Recovering from therapist burnout: proven strategies and resources

If you find yourself experiencing therapist burnout, it's important to know that recovery is possible. Here are some proven strategies and resources to help you recover:

1. Take time off: If possible, take a leave of absence or reduce your workload temporarily to allow for rest and recovery.
2. Engage in therapy or counselling: Seek the support of a therapist or counsellor who specialises in burnout recovery. They can help you process your emotions, develop coping strategies, and regain your passion for the profession.

3. Develop a self-care plan: Create a personalised self-care plan that includes activities and practices that nurture your physical, emotional, and mental well-being. Stick to the plan consistently to rebuild your resilience and prevent future burnout.

4. Connect with support networks: Reach out to support networks, such as professional associations or online communities, where you can connect with others who have experienced burnout. Sharing your experiences and learning from others can be incredibly valuable in the recovery process.

5. Attend burnout recovery programs or retreats: Consider participating in burnout recovery programs or retreats specifically designed for mental health professionals. These programs often provide a combination of therapy, self-care practices, and education on burnout prevention.
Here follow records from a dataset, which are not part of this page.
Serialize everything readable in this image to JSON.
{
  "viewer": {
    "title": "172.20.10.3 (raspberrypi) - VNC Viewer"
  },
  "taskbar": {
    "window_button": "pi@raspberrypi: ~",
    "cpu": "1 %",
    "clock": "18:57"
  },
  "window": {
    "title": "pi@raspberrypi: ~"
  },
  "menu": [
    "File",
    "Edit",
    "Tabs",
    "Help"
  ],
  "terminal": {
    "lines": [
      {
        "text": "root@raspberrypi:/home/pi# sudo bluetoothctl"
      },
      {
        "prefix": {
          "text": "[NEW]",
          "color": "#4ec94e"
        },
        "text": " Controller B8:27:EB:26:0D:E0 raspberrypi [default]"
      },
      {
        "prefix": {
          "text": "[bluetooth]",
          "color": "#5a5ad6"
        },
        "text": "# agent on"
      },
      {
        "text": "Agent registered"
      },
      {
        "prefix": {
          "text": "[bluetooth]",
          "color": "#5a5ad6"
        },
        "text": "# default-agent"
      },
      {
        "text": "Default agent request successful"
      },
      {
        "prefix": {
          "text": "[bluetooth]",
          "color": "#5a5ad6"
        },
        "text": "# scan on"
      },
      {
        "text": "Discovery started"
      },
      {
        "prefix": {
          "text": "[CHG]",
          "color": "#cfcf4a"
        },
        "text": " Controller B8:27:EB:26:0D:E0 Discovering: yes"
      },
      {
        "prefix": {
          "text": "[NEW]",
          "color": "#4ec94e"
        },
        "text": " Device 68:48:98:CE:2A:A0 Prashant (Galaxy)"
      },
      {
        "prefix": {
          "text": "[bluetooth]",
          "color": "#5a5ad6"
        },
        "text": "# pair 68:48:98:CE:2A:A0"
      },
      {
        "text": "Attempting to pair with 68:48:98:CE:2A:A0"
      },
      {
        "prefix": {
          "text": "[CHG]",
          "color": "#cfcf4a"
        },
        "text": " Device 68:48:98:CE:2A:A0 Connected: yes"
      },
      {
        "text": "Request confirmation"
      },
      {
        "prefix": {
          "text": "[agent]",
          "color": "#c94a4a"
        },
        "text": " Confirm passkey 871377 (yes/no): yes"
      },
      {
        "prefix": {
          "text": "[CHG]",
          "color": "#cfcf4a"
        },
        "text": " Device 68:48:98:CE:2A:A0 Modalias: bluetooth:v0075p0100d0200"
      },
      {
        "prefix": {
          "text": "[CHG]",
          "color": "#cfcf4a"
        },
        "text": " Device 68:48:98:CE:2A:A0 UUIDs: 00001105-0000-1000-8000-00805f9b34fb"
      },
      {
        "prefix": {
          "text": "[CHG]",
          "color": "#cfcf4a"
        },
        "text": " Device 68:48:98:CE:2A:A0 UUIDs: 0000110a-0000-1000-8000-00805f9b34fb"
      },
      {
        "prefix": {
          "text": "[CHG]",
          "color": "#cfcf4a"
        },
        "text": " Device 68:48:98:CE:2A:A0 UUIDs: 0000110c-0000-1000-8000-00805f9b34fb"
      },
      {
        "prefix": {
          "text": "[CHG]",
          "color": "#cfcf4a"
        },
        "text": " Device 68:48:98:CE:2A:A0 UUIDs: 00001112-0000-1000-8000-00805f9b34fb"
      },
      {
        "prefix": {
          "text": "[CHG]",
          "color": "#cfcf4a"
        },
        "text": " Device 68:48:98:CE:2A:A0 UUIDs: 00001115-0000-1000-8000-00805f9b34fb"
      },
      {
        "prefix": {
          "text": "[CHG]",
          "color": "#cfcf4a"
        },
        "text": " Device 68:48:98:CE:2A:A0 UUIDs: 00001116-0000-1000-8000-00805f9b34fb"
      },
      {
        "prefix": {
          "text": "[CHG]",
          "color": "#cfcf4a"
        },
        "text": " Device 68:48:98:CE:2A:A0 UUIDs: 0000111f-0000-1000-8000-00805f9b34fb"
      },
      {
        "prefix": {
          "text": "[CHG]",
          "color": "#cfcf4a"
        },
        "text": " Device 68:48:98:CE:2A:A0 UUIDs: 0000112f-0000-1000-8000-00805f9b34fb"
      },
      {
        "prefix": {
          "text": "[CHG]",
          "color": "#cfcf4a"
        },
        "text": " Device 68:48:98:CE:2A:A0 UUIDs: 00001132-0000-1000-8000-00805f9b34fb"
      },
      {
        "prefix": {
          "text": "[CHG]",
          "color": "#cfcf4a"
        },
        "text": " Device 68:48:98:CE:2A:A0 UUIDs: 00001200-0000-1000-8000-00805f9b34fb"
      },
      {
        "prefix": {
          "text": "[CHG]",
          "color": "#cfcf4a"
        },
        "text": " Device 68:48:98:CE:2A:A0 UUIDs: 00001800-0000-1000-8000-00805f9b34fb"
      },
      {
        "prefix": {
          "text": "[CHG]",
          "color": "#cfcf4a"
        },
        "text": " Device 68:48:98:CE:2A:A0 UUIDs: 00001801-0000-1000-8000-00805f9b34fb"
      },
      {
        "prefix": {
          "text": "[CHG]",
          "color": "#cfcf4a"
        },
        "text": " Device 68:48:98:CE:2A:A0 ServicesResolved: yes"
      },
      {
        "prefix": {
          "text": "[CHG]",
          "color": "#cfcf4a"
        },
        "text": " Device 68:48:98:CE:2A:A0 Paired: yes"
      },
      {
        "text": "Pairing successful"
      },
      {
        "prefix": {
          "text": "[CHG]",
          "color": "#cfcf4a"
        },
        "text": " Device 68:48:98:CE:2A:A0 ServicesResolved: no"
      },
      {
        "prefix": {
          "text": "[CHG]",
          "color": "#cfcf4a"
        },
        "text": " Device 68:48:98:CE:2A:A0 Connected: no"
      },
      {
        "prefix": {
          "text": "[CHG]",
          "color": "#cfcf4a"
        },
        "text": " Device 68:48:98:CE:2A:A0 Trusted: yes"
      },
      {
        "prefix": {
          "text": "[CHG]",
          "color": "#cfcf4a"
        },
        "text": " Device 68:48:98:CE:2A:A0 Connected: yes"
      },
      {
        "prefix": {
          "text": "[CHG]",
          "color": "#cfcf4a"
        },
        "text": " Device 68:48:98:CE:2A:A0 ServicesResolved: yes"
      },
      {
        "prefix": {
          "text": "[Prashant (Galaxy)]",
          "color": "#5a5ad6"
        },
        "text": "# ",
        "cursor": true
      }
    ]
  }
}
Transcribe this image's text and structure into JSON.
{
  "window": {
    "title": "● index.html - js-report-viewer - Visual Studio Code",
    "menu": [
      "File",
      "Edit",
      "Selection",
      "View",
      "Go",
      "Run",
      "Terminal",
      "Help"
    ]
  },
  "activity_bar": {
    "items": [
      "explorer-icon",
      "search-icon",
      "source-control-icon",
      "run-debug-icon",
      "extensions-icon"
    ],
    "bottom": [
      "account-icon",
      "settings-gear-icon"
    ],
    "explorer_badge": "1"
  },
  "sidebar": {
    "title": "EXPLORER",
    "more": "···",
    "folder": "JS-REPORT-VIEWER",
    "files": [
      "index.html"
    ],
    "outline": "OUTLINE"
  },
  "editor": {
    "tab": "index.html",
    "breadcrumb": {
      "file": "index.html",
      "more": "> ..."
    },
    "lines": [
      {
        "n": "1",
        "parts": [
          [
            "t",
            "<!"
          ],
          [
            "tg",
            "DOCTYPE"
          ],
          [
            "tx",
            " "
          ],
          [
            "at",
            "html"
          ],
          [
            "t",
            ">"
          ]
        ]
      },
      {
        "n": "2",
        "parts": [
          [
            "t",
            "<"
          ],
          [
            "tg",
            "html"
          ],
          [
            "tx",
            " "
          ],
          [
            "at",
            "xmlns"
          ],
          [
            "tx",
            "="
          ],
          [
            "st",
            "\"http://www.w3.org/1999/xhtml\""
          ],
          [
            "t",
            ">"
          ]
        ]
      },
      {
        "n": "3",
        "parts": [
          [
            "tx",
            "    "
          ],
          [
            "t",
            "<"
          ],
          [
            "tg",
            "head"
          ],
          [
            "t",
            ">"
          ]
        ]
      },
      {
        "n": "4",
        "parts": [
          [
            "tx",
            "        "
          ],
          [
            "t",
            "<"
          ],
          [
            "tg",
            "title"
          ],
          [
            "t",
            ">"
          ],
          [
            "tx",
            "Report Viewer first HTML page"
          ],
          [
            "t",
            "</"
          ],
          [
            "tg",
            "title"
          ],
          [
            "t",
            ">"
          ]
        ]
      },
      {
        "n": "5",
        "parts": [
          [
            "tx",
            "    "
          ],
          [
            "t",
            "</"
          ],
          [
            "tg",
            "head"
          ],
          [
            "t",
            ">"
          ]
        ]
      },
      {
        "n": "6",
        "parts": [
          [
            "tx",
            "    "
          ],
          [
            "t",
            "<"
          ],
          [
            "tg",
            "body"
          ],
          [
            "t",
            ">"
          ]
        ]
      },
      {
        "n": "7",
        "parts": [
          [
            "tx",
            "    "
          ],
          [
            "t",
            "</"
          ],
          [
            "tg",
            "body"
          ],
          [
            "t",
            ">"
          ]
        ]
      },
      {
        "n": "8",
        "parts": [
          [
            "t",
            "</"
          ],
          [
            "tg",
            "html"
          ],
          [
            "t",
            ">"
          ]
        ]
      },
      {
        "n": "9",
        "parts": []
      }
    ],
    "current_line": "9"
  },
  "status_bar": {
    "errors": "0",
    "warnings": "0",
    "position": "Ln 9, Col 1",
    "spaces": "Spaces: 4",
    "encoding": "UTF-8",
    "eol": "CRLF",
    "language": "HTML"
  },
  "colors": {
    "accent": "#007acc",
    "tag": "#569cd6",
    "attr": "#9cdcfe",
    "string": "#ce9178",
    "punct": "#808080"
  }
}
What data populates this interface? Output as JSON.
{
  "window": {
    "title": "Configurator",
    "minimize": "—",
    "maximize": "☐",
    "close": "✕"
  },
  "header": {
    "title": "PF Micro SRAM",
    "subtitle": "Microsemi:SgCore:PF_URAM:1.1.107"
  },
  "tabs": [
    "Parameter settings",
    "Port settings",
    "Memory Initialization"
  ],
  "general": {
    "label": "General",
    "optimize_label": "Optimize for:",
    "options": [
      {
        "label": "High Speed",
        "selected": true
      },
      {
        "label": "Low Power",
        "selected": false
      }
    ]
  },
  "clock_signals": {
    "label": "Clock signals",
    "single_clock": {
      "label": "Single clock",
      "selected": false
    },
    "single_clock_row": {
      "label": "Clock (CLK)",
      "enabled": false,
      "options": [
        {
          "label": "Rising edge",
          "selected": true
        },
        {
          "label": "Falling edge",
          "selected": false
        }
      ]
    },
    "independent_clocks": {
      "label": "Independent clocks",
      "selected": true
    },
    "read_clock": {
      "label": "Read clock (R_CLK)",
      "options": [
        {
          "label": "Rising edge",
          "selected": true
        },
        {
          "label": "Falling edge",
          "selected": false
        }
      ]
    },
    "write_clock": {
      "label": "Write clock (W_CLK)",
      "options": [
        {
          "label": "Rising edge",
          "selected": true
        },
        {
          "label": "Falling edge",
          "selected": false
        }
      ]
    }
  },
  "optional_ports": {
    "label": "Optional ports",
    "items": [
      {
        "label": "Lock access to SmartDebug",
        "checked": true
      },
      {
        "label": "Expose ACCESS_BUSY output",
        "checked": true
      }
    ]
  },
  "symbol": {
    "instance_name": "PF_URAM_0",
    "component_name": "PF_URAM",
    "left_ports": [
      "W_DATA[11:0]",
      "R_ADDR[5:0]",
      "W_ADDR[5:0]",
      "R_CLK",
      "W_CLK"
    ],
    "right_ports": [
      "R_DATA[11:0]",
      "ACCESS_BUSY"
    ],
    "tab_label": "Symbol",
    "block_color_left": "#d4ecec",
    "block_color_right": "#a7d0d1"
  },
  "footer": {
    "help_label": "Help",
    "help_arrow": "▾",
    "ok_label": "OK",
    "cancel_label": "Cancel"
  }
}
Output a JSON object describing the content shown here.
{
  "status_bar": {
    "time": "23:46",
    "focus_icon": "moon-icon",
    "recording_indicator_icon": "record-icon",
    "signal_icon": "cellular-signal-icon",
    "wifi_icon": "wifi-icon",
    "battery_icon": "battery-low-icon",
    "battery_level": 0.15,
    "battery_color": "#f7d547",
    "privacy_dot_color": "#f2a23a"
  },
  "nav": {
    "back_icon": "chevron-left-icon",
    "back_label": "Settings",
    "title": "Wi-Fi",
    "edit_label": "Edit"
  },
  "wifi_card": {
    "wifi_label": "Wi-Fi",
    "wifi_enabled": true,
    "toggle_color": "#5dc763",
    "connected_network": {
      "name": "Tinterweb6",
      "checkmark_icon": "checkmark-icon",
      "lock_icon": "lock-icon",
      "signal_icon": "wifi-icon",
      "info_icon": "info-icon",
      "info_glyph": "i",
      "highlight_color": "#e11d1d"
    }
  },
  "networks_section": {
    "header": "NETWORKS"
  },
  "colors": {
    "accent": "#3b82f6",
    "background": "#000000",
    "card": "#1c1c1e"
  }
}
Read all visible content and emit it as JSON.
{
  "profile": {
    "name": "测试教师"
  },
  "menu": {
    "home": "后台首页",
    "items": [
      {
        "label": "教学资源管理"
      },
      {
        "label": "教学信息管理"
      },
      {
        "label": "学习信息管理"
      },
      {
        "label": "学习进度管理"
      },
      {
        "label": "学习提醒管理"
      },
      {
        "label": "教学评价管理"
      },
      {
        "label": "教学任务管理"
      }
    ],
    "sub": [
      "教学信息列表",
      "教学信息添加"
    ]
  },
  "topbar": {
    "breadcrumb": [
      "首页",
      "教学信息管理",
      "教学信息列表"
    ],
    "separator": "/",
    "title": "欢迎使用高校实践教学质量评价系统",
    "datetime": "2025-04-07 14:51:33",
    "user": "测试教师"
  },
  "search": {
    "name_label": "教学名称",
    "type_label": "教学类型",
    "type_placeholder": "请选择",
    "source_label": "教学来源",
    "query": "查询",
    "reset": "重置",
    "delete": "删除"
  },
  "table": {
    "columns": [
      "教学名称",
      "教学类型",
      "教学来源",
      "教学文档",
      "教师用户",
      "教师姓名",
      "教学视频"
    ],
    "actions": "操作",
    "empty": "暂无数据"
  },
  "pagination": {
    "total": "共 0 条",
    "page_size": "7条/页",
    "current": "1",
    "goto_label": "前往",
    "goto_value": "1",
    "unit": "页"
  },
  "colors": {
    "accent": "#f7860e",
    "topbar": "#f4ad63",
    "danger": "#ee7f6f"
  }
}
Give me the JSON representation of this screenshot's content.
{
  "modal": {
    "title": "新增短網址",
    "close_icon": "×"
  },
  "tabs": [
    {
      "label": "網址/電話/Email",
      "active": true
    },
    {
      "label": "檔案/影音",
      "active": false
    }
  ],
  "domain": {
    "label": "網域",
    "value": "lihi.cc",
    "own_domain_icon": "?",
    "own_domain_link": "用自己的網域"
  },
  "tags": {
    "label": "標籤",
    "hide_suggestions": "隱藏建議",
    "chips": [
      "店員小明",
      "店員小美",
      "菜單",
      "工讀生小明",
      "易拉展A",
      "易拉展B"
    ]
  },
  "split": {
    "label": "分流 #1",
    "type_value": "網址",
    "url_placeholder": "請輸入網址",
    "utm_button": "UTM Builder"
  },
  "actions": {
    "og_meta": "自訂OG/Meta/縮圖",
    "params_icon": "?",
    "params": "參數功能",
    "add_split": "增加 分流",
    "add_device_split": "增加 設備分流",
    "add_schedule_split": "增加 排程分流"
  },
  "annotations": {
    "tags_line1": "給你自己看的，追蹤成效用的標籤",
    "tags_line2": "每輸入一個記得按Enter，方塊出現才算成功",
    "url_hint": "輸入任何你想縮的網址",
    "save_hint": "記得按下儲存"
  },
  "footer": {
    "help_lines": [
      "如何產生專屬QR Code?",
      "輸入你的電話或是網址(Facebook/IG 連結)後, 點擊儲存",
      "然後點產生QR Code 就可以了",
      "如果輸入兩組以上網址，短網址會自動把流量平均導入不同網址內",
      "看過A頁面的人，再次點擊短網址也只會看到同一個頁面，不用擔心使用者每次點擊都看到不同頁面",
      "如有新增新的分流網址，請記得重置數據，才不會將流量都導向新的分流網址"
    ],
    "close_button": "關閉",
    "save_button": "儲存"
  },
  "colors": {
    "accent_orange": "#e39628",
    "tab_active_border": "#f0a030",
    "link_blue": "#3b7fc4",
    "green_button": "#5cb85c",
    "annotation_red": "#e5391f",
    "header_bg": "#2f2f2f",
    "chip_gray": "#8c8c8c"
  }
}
In conclusion, therapist burnout is a real and significant issue that can impact our well-being and the quality of care we provide. By being aware of the warning signs, implementing preventative strategies, and seeking support when needed, we can revive our passion for the therapy profession and continue making a positive impact on the lives of our clients.
Remember, your well-being matters too.